Anthony Watson & Halsey Minor - October 14, 2015 ($254.74)
CEO and Founder & Chairman, Uphold (formerly Bitreserve), respectively
Watson sounds even more negative on bitcoin. “I’ll be surprised if bitcoin is here in five years,” he has told Fortune. “The value of bitcoin isn’t the currency, but the technology. I think once the world becomes more accustomed and attuned to the platform of bitcoin, the noise will go away, and the currency will go away too.
Minor, too, predicts that bitcoin as a currency “will get destroyed.” He likens the coin’s current market cap—about $3.7 billion—to “an accounting mistake or rounding error that Bank of America makes.”
Mike Hearn - January 14, 2016 ($429.24)
Lead Platform Engineer, R3CV
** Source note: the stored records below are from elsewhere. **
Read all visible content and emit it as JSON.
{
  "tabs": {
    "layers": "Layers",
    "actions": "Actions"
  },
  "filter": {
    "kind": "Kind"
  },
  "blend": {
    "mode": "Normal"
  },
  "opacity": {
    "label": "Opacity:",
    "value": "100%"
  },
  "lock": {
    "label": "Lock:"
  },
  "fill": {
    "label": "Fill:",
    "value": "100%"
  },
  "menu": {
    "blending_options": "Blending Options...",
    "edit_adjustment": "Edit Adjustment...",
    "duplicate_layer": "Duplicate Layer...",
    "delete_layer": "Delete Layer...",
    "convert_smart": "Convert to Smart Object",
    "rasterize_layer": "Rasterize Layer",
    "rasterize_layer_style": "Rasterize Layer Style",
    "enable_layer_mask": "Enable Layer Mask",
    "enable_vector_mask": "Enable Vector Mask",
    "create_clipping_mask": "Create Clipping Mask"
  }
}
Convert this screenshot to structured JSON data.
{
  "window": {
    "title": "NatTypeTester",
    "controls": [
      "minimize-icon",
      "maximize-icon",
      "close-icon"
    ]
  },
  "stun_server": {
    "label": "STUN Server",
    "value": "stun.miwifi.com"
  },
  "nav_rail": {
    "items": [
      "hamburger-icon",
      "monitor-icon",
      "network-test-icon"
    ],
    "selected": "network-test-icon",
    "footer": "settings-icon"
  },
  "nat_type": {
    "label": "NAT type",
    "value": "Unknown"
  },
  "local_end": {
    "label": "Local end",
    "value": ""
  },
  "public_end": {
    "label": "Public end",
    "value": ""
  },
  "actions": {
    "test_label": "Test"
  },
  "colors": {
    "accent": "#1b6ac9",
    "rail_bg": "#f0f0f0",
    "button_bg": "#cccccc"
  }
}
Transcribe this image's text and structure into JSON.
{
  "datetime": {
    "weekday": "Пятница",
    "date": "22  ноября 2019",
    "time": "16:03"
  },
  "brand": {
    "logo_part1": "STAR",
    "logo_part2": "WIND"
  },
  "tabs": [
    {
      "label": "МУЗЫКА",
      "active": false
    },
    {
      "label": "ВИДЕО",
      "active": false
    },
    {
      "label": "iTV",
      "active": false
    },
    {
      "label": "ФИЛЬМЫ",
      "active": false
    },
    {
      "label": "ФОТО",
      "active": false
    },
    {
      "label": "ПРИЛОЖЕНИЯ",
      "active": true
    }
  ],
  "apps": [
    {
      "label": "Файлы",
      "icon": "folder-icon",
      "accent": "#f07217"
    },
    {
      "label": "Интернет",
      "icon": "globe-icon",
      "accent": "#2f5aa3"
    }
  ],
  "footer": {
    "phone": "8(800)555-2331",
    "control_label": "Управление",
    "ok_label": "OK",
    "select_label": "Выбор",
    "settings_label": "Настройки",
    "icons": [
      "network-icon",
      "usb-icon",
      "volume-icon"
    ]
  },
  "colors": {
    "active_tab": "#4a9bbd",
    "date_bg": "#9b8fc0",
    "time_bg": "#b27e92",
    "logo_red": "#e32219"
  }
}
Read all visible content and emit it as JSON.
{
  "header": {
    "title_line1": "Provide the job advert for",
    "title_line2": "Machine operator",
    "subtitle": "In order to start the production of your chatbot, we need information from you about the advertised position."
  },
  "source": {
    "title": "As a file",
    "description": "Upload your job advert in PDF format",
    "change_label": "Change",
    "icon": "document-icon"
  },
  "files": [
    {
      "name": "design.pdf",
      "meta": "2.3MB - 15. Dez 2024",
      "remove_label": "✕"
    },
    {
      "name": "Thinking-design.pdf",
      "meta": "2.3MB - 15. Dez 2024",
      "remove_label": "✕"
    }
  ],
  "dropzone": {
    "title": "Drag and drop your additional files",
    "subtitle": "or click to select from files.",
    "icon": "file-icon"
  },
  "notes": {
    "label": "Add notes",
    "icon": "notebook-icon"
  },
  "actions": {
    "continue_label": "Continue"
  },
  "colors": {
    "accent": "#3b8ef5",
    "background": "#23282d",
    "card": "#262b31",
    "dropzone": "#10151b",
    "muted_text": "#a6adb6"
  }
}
But despite knowing that Bitcoin could fail all along, the now inescapable conclusion that it has failed still saddens me greatly. The fundamentals are broken and whatever happens to the price in the short term, the long term trend should probably be downwards. I will no longer be taking part in Bitcoin development and have sold all my coins.
Vivek Wadhwa - January 19, 2016 ($385.51)
Contributor, The Washington Post; Tryhard
R.I.P., Bitcoin. It’s time to move on. (The Washington Post)
Bitcoin did have great potential, but it is damaged beyond repair. A replacement is badly needed.
Jeremy Allaire - November 17, 2016 ($744.86)
“Our view is that we’re still in the really early stages of the technology and its development,” said Allaire. “It’s highly unlikely that any of us will be using Bitcoin in five or ten years. In the same way that — how many of us use NCSA Mosaic or Netscape Navigator?”
Dan McCrum - January 03, 2017 ($1034.34)
Editor, Financial Times
Bitcoin passes $1,000 but only number that matters is zero (Financial Times)
As a phenomenon bitcoin has all the attributes of a pyramid scheme, requiring a constant influx of converts to push up the price, based on the promise of its use by future converts. So the ultimate value for bitcoin will be the same as all pyramid schemes: zero.